Principal Investigator: Dr Li-San Wang
Department: University of Pennsylvania
Collaborating leads –
Dr Chia-Lun Liu, Lehigh University, Bethlehem, United StatesTags: 50806, air pollution, alzheimer's-disease and related dementias, early life factors, gene-environment interaction, long term outcomes, mental health
Genome-wide association studies have documented the relationship between specific gene and Alzheimer’s disease. In this study, we are interested in further exploring whether environmental shocks play a critical role in developing Alzheimer’s disease and related dementias (ADRD) and cognitive impairment for people whose genotype are associated with it. We will analyze UK Biobank data and explore various natural experiments to identify causal relationships between possible gene-environment interactions and dementia.

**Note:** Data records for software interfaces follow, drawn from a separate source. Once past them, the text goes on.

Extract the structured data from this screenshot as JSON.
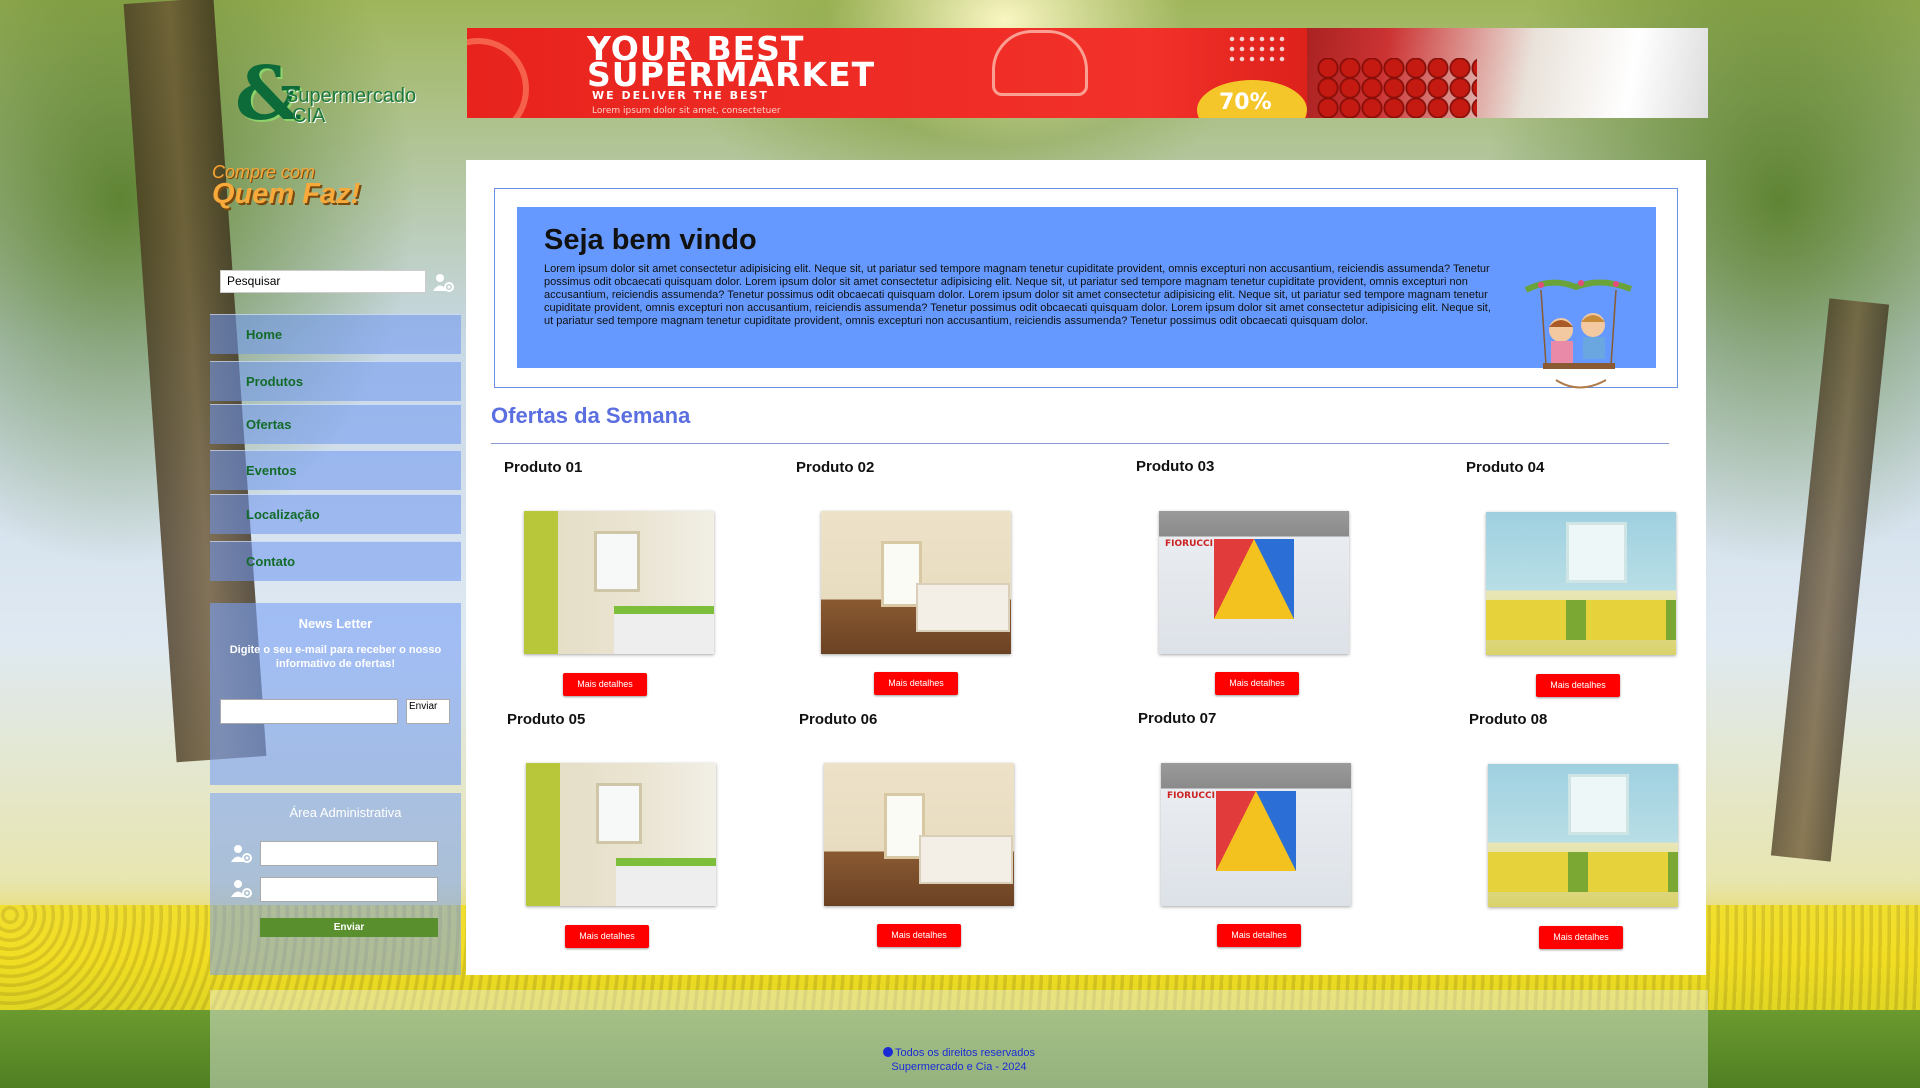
{
  "brand": {
    "logo_symbol": "&",
    "name_line1": "Supermercado",
    "name_line2": "CIA",
    "slogan_line1": "Compre com",
    "slogan_line2": "Quem Faz!"
  },
  "banner": {
    "line1": "YOUR BEST",
    "line2": "SUPERMARKET",
    "line3": "WE DELIVER THE BEST",
    "line4": "Lorem ipsum dolor sit amet, consectetuer",
    "badge": "70%"
  },
  "search": {
    "value": "Pesquisar",
    "icon": "search-icon"
  },
  "nav": {
    "items": [
      {
        "label": "Home"
      },
      {
        "label": "Produtos"
      },
      {
        "label": "Ofertas"
      },
      {
        "label": "Eventos"
      },
      {
        "label": "Localização"
      },
      {
        "label": "Contato"
      }
    ]
  },
  "newsletter": {
    "title": "News Letter",
    "text": "Digite o seu e-mail para receber o nosso informativo de ofertas!",
    "button": "Enviar"
  },
  "admin": {
    "title": "Área Administrativa",
    "button": "Enviar",
    "icon": "user-gear-icon"
  },
  "welcome": {
    "title": "Seja bem vindo",
    "text": "Lorem ipsum dolor sit amet consectetur adipisicing elit. Neque sit, ut pariatur sed tempore magnam tenetur cupiditate provident, omnis excepturi non accusantium, reiciendis assumenda? Tenetur possimus odit obcaecati quisquam dolor. Lorem ipsum dolor sit amet consectetur adipisicing elit. Neque sit, ut pariatur sed tempore magnam tenetur cupiditate provident, omnis excepturi non accusantium, reiciendis assumenda? Tenetur possimus odit obcaecati quisquam dolor. Lorem ipsum dolor sit amet consectetur adipisicing elit. Neque sit, ut pariatur sed tempore magnam tenetur cupiditate provident, omnis excepturi non accusantium, reiciendis assumenda? Tenetur possimus odit obcaecati quisquam dolor. Lorem ipsum dolor sit amet consectetur adipisicing elit. Neque sit, ut pariatur sed tempore magnam tenetur cupiditate provident, omnis excepturi non accusantium, reiciendis assumenda? Tenetur possimus odit obcaecati quisquam dolor."
  },
  "offers": {
    "title": "Ofertas da Semana",
    "products": [
      {
        "name": "Produto 01",
        "button": "Mais detalhes",
        "image": "bedroom-green"
      },
      {
        "name": "Produto 02",
        "button": "Mais detalhes",
        "image": "bedroom-wood"
      },
      {
        "name": "Produto 03",
        "button": "Mais detalhes",
        "image": "store-front"
      },
      {
        "name": "Produto 04",
        "button": "Mais detalhes",
        "image": "kids-bedroom"
      },
      {
        "name": "Produto 05",
        "button": "Mais detalhes",
        "image": "bedroom-green"
      },
      {
        "name": "Produto 06",
        "button": "Mais detalhes",
        "image": "bedroom-wood"
      },
      {
        "name": "Produto 07",
        "button": "Mais detalhes",
        "image": "store-front"
      },
      {
        "name": "Produto 08",
        "button": "Mais detalhes",
        "image": "kids-bedroom"
      }
    ]
  },
  "footer": {
    "line1": "Todos os direitos reservados",
    "line2": "Supermercado e Cia - 2024"
  }
}
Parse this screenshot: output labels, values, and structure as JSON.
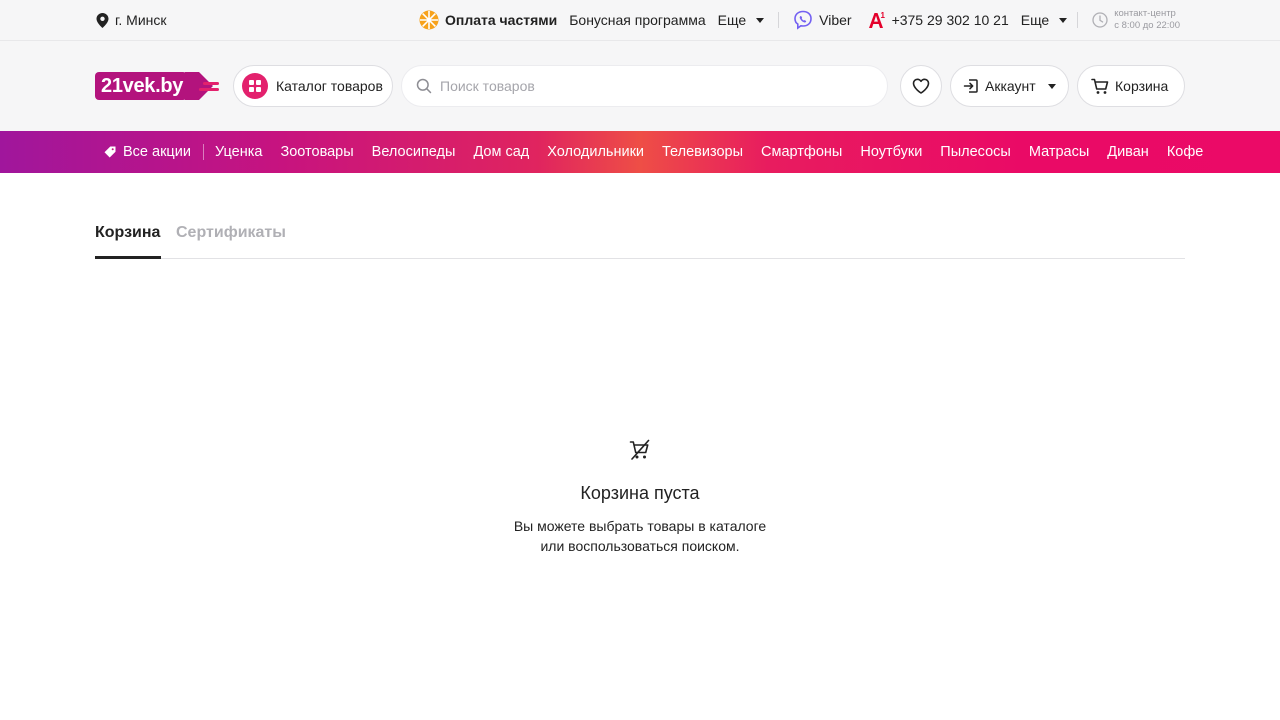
{
  "topbar": {
    "city": "г. Минск",
    "installment": "Оплата частями",
    "bonus": "Бонусная программа",
    "more1": "Еще",
    "viber": "Viber",
    "phone": "+375 29 302 10 21",
    "more2": "Еще",
    "contact_line1": "контакт-центр",
    "contact_line2": "с 8:00 до 22:00"
  },
  "header": {
    "logo_text": "21vek.by",
    "catalog_label": "Каталог товаров",
    "search_placeholder": "Поиск товаров",
    "account_label": "Аккаунт",
    "cart_label": "Корзина"
  },
  "promo_nav": {
    "all_label": "Все акции",
    "items": [
      "Уценка",
      "Зоотовары",
      "Велосипеды",
      "Дом сад",
      "Холодильники",
      "Телевизоры",
      "Смартфоны",
      "Ноутбуки",
      "Пылесосы",
      "Матрасы",
      "Диван",
      "Кофе"
    ]
  },
  "tabs": {
    "cart": "Корзина",
    "certificates": "Сертификаты"
  },
  "empty_state": {
    "title": "Корзина пуста",
    "line1": "Вы можете выбрать товары в каталоге",
    "line2": "или воспользоваться поиском."
  },
  "colors": {
    "brand": "#b3137d",
    "accent": "#e3216d",
    "installment_icon": "#f7a21b",
    "viber": "#7360f2",
    "a1": "#e4002b"
  }
}
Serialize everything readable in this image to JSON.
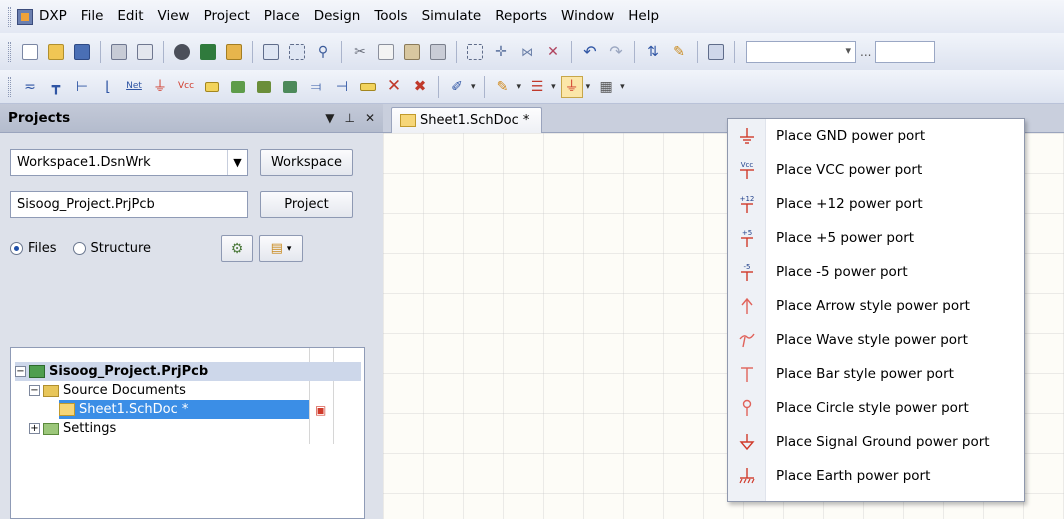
{
  "menubar": {
    "items": [
      {
        "label": "DXP"
      },
      {
        "label": "File"
      },
      {
        "label": "Edit"
      },
      {
        "label": "View"
      },
      {
        "label": "Project"
      },
      {
        "label": "Place"
      },
      {
        "label": "Design"
      },
      {
        "label": "Tools"
      },
      {
        "label": "Simulate"
      },
      {
        "label": "Reports"
      },
      {
        "label": "Window"
      },
      {
        "label": "Help"
      }
    ]
  },
  "projects_panel": {
    "title": "Projects",
    "workspace_combo_value": "Workspace1.DsnWrk",
    "workspace_button": "Workspace",
    "project_field_value": "Sisoog_Project.PrjPcb",
    "project_button": "Project",
    "radio_files": "Files",
    "radio_structure": "Structure",
    "tree": {
      "project": "Sisoog_Project.PrjPcb",
      "source_documents": "Source Documents",
      "sheet": "Sheet1.SchDoc *",
      "settings": "Settings"
    }
  },
  "document_tab": {
    "label": "Sheet1.SchDoc *"
  },
  "power_port_menu": {
    "items": [
      {
        "label": "Place GND power port",
        "icon": "gnd-icon"
      },
      {
        "label": "Place VCC power port",
        "icon": "vcc-icon"
      },
      {
        "label": "Place +12 power port",
        "icon": "plus12-icon"
      },
      {
        "label": "Place +5 power port",
        "icon": "plus5-icon"
      },
      {
        "label": "Place -5 power port",
        "icon": "minus5-icon"
      },
      {
        "label": "Place Arrow style power port",
        "icon": "arrow-port-icon"
      },
      {
        "label": "Place Wave style power port",
        "icon": "wave-port-icon"
      },
      {
        "label": "Place Bar style power port",
        "icon": "bar-port-icon"
      },
      {
        "label": "Place Circle style power port",
        "icon": "circle-port-icon"
      },
      {
        "label": "Place Signal Ground power port",
        "icon": "signal-ground-icon"
      },
      {
        "label": "Place Earth power port",
        "icon": "earth-icon"
      }
    ],
    "icon_text": {
      "vcc": "Vcc",
      "p12": "+12",
      "p5": "+5",
      "m5": "-5"
    },
    "colors": {
      "port_red": "#d03a2a",
      "port_red_light": "#e0625a"
    }
  },
  "colors": {
    "menubar_bg": "#e9edf6",
    "panel_bg": "#c9cfdd",
    "selection": "#3b8ee6",
    "canvas": "#fdfcf7"
  }
}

As a first example, we use an event of air pollution disaster as a natural experiment to study whether early-life living environmental conditions are driving factors in developing ADRD and cognitive impairment. The research design is based on the Great Smog of London in December 1952 (also known as “killer smog”). Using this event as a natural experiment, we are able to study the causal effect of the extreme air pollution on human’s health, and further leverage the abundant information on individual genes to examine whether heterogeneity of treatment effects can be attributed to genetic endowment. We will exploit the variation in the region of birth, timing of birth, and individual genotype to estimate the treatment effect of air pollution on ADRD-risk carriers. The UK Biobank provides an excellent data set as it recruited a large cohort of elderly who were born around 1952 and collected individual genetic variants.
This study aims to be a contribution to gene-environment interaction analysis, allowing us to understand the development of ADRD better. As the worldwide population is aging, identifying the causal effect of living environmental shocks on such mental disorders is of interest since specific policy interventions can be designed to improve one’s life.